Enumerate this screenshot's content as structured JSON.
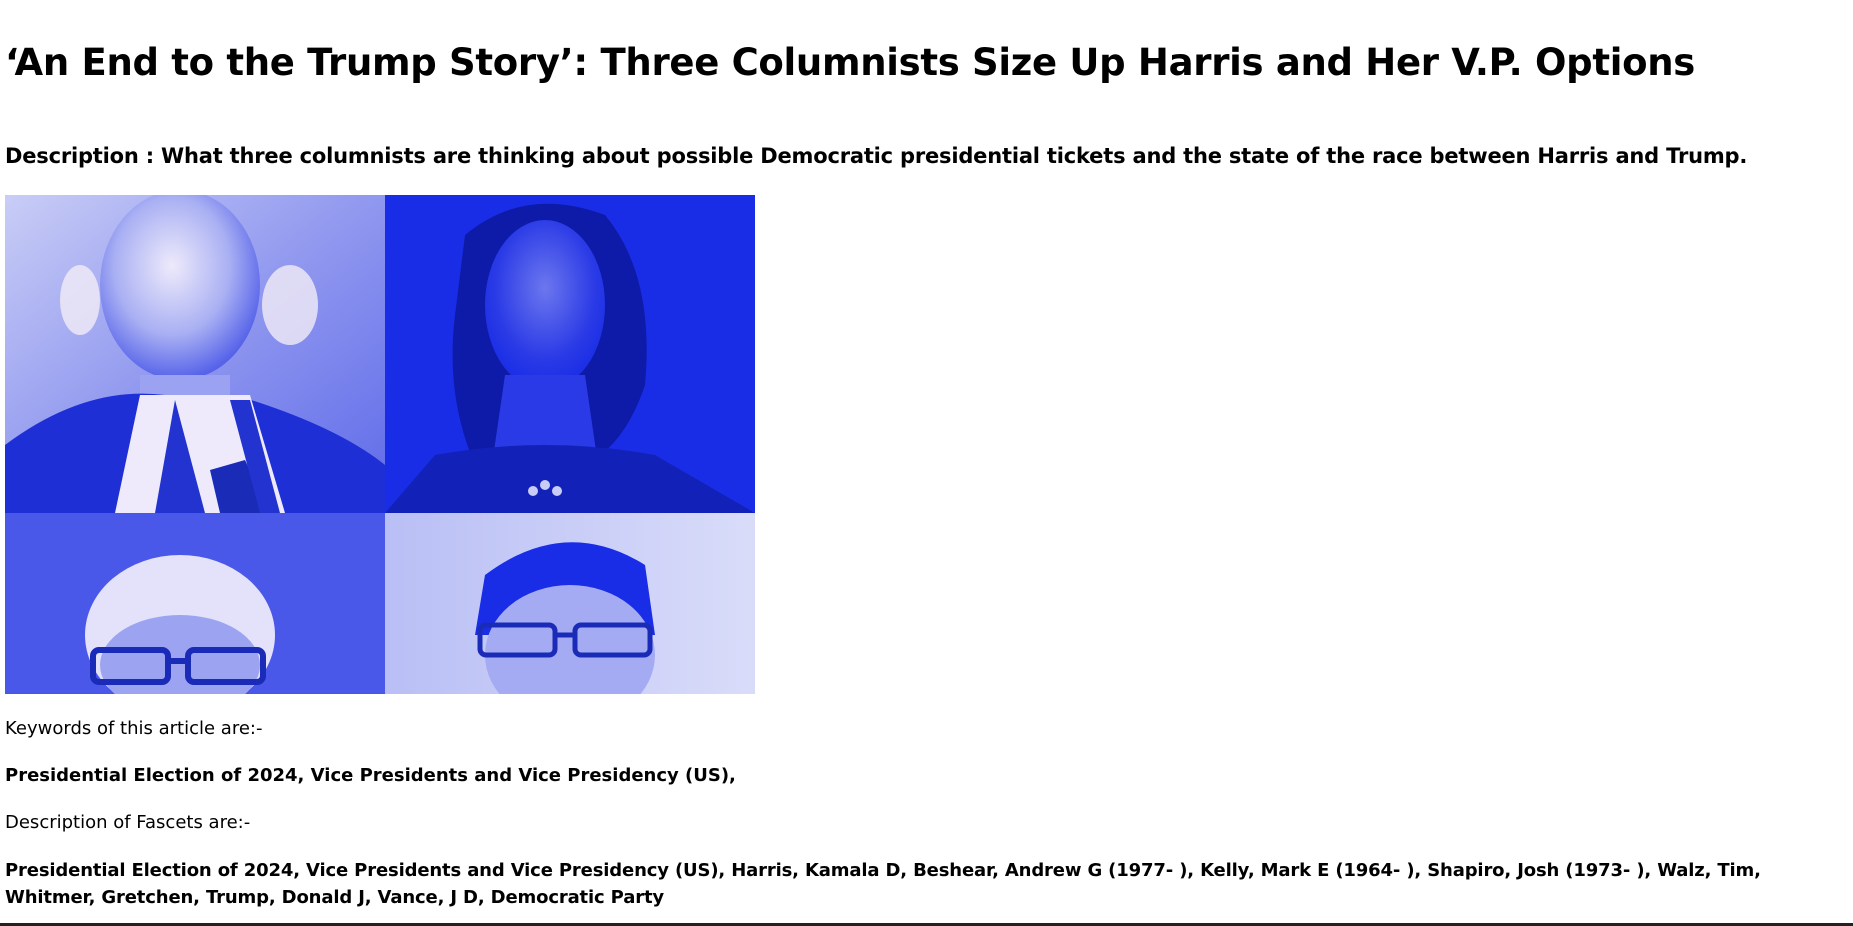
{
  "article": {
    "title": "‘An End to the Trump Story’: Three Columnists Size Up Harris and Her V.P. Options",
    "description": "Description : What three columnists are thinking about possible Democratic presidential tickets and the state of the race between Harris and Trump."
  },
  "image": {
    "alt": "Four-panel duotone blue photo collage of politicians",
    "tint_color": "#1a2de6",
    "light_color": "#f3ecf6"
  },
  "keywords": {
    "heading": "Keywords of this article are:-",
    "items": "Presidential Election of 2024, Vice Presidents and Vice Presidency (US),"
  },
  "facets": {
    "heading": "Description of Fascets are:-",
    "items": "Presidential Election of 2024, Vice Presidents and Vice Presidency (US), Harris, Kamala D, Beshear, Andrew G (1977- ), Kelly, Mark E (1964- ), Shapiro, Josh (1973- ), Walz, Tim, Whitmer, Gretchen, Trump, Donald J, Vance, J D, Democratic Party"
  }
}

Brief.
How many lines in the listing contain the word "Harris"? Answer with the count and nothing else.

Solution for this exercise.
3